• What you should do: Restate the entries below exactly. Images are not part of the copy.

• Dataset rows describing interfaces:
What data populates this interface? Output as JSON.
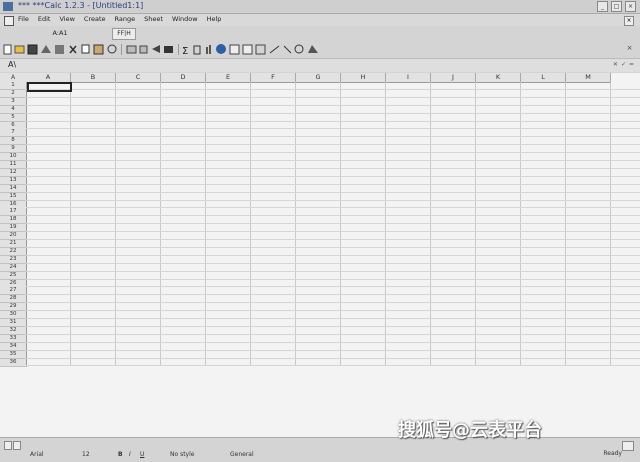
{
  "window": {
    "title": "*** ***Calc 1.2.3 - [Untitled1:1]"
  },
  "menu": [
    "File",
    "Edit",
    "View",
    "Create",
    "Range",
    "Sheet",
    "Window",
    "Help"
  ],
  "toolbar": {
    "cell_ref": "A:A1",
    "fx_label": "FF|H"
  },
  "formula": {
    "cell_content": "A\\"
  },
  "grid": {
    "corner": "A",
    "columns": [
      "A",
      "B",
      "C",
      "D",
      "E",
      "F",
      "G",
      "H",
      "I",
      "J",
      "K",
      "L",
      "M"
    ],
    "rows": [
      "1",
      "2",
      "3",
      "4",
      "5",
      "6",
      "7",
      "8",
      "9",
      "10",
      "11",
      "12",
      "13",
      "14",
      "15",
      "16",
      "17",
      "18",
      "19",
      "20",
      "21",
      "22",
      "23",
      "24",
      "25",
      "26",
      "27",
      "28",
      "29",
      "30",
      "31",
      "32",
      "33",
      "34",
      "35",
      "36"
    ]
  },
  "status": {
    "font": "Arial",
    "size": "12",
    "style_flags": [
      "B",
      "I",
      "U"
    ],
    "style": "No style",
    "format": "General",
    "ready": "Ready"
  },
  "watermark": "搜狐号@云表平台",
  "colors": {
    "title_text": "#2a3f7f",
    "chrome": "#d4d4d4",
    "grid_bg": "#f3f3f3"
  }
}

• Result:
What data populates this interface? Output as JSON.
{
  "window": {
    "title": "*** ***Calc 1.2.3 - [Untitled1:1]"
  },
  "menu": [
    "File",
    "Edit",
    "View",
    "Create",
    "Range",
    "Sheet",
    "Window",
    "Help"
  ],
  "toolbar": {
    "cell_ref": "A:A1",
    "fx_label": "FF|H"
  },
  "formula": {
    "cell_content": "A\\"
  },
  "grid": {
    "corner": "A",
    "columns": [
      "A",
      "B",
      "C",
      "D",
      "E",
      "F",
      "G",
      "H",
      "I",
      "J",
      "K",
      "L",
      "M"
    ],
    "rows": [
      "1",
      "2",
      "3",
      "4",
      "5",
      "6",
      "7",
      "8",
      "9",
      "10",
      "11",
      "12",
      "13",
      "14",
      "15",
      "16",
      "17",
      "18",
      "19",
      "20",
      "21",
      "22",
      "23",
      "24",
      "25",
      "26",
      "27",
      "28",
      "29",
      "30",
      "31",
      "32",
      "33",
      "34",
      "35",
      "36"
    ]
  },
  "status": {
    "font": "Arial",
    "size": "12",
    "style_flags": [
      "B",
      "I",
      "U"
    ],
    "style": "No style",
    "format": "General",
    "ready": "Ready"
  },
  "watermark": "搜狐号@云表平台",
  "colors": {
    "title_text": "#2a3f7f",
    "chrome": "#d4d4d4",
    "grid_bg": "#f3f3f3"
  }
}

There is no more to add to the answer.